Amateur telescope making was a popular way of getting a telescope at that time. It’s easy to forget that a large back garden scope was a 6″ reflector. Telescopes were an expensive luxury and few could really afford some of the instruments in the catalogue. The Unit Purchase Plan proved a firm favourite. You could either custom order an instruments with components to suit your budget, or you could buy parts to make your own.
The idea was simple. The catalogue had a section for the unit purchase plan. You selected one component from each section to suit your budget and by the time you reached the bottom of the page you had the makings of a telescope. This system stayed in operation all the way through Fullerscopes production.
Dud was a somewhat shameless marketer of his products and would take every opportunity to get the name out there no matter what the context….

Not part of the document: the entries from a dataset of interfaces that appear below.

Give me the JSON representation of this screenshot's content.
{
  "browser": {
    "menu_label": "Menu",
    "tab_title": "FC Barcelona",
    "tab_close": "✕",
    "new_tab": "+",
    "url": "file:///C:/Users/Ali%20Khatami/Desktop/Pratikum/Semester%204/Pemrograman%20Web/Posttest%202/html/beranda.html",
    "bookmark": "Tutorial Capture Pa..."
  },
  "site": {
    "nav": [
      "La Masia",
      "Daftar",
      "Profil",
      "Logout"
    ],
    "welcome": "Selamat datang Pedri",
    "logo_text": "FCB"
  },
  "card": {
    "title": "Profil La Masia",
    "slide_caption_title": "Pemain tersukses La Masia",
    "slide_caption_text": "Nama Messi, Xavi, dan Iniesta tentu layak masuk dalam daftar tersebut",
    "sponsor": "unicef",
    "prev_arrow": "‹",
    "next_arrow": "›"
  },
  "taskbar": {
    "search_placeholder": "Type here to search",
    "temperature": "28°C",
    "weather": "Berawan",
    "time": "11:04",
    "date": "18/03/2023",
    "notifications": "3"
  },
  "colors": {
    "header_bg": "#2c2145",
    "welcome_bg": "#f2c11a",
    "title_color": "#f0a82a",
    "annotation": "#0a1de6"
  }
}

Broadhurst Clarkson and Co were struggling by the early 1970’s. As widely reported, Japanese imports were hitting sales hard and the business couldn’t cope. Dud had the opportunity to purchase the company in 1973 and he did so. This was a huge risk for him and his family but Dud went ahead.
Taking over the business of Broadhurst Clarkson and Co, he moved Fullerscopes to Telescope House. No.63 Farringdon Road became the shop and workshop for the business.